  3. In Italian: “Traduttore, traditore.”
  4., accessed August 8, 2020.
  5. A dictionary of Greek, Hebrew, or Aramaic words from the Bible.

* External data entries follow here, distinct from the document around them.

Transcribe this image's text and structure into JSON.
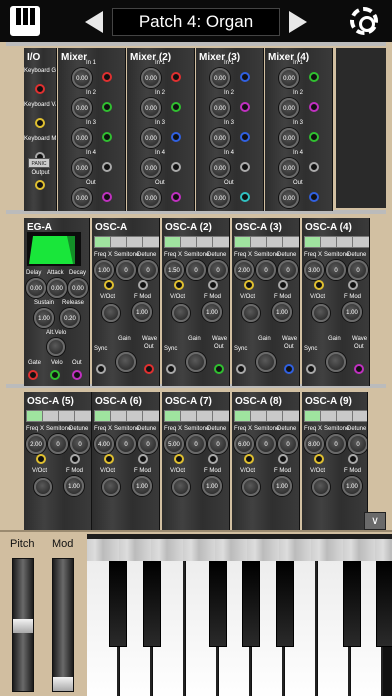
{
  "patch": {
    "title": "Patch 4: Organ"
  },
  "io": {
    "title": "I/O",
    "labels": [
      "Keyboard Gate/Velo",
      "Keyboard V/Oct",
      "Keyboard Modulation",
      "Output"
    ],
    "panic": "PANIC"
  },
  "mixers": [
    {
      "title": "Mixer"
    },
    {
      "title": "Mixer (2)"
    },
    {
      "title": "Mixer (3)"
    },
    {
      "title": "Mixer (4)"
    }
  ],
  "mixer_labels": {
    "in1": "In 1",
    "in2": "In 2",
    "in3": "In 3",
    "in4": "In 4",
    "out": "Out",
    "value": "0.00",
    "unit": "dB"
  },
  "eg": {
    "title": "EG-A",
    "delay": "Delay",
    "attack": "Attack",
    "decay": "Decay",
    "sustain": "Sustain",
    "release": "Release",
    "alt_velo": "Alt.Velo",
    "gate": "Gate",
    "velo": "Velo",
    "out": "Out",
    "v_delay": "0.00",
    "v_attack": "0.00",
    "v_decay": "0.00",
    "v_sustain": "1.00",
    "v_release": "0.20"
  },
  "osc_labels": {
    "freq_x": "Freq X",
    "semitone": "Semitone",
    "detune": "Detune",
    "voct": "V/Oct",
    "fmod": "F Mod",
    "sync": "Sync",
    "gain": "Gain",
    "wave": "Wave",
    "out": "Out",
    "cents": "cents"
  },
  "osc_row1": [
    {
      "title": "OSC-A",
      "freq": "1.00",
      "semi": "0",
      "detune": "0",
      "fmod": "1.00"
    },
    {
      "title": "OSC-A (2)",
      "freq": "1.50",
      "semi": "0",
      "detune": "0",
      "fmod": "1.00"
    },
    {
      "title": "OSC-A (3)",
      "freq": "2.00",
      "semi": "0",
      "detune": "0",
      "fmod": "1.00"
    },
    {
      "title": "OSC-A (4)",
      "freq": "3.00",
      "semi": "0",
      "detune": "0",
      "fmod": "1.00"
    }
  ],
  "osc_row2": [
    {
      "title": "OSC-A (5)",
      "freq": "2.00",
      "semi": "0",
      "detune": "0",
      "fmod": "1.00"
    },
    {
      "title": "OSC-A (6)",
      "freq": "4.00",
      "semi": "0",
      "detune": "0",
      "fmod": "1.00"
    },
    {
      "title": "OSC-A (7)",
      "freq": "5.00",
      "semi": "0",
      "detune": "0",
      "fmod": "1.00"
    },
    {
      "title": "OSC-A (8)",
      "freq": "6.00",
      "semi": "0",
      "detune": "0",
      "fmod": "1.00"
    },
    {
      "title": "OSC-A (9)",
      "freq": "8.00",
      "semi": "0",
      "detune": "0",
      "fmod": "1.00"
    }
  ],
  "controls": {
    "pitch": "Pitch",
    "mod": "Mod"
  },
  "icons": {
    "menu_keyboard": "keyboard-icon",
    "prev": "arrow-left-icon",
    "next": "arrow-right-icon",
    "settings": "gear-icon",
    "collapse": "chevron-down-icon"
  },
  "colors": {
    "green_screen": "#19e63a",
    "jack_colors": [
      "#e03030",
      "#30c030",
      "#3060e0",
      "#c030c0",
      "#e0c030",
      "#30c0c0"
    ]
  }
}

  6. For example, The Exhaustive Concordance of the Bible by James Strong.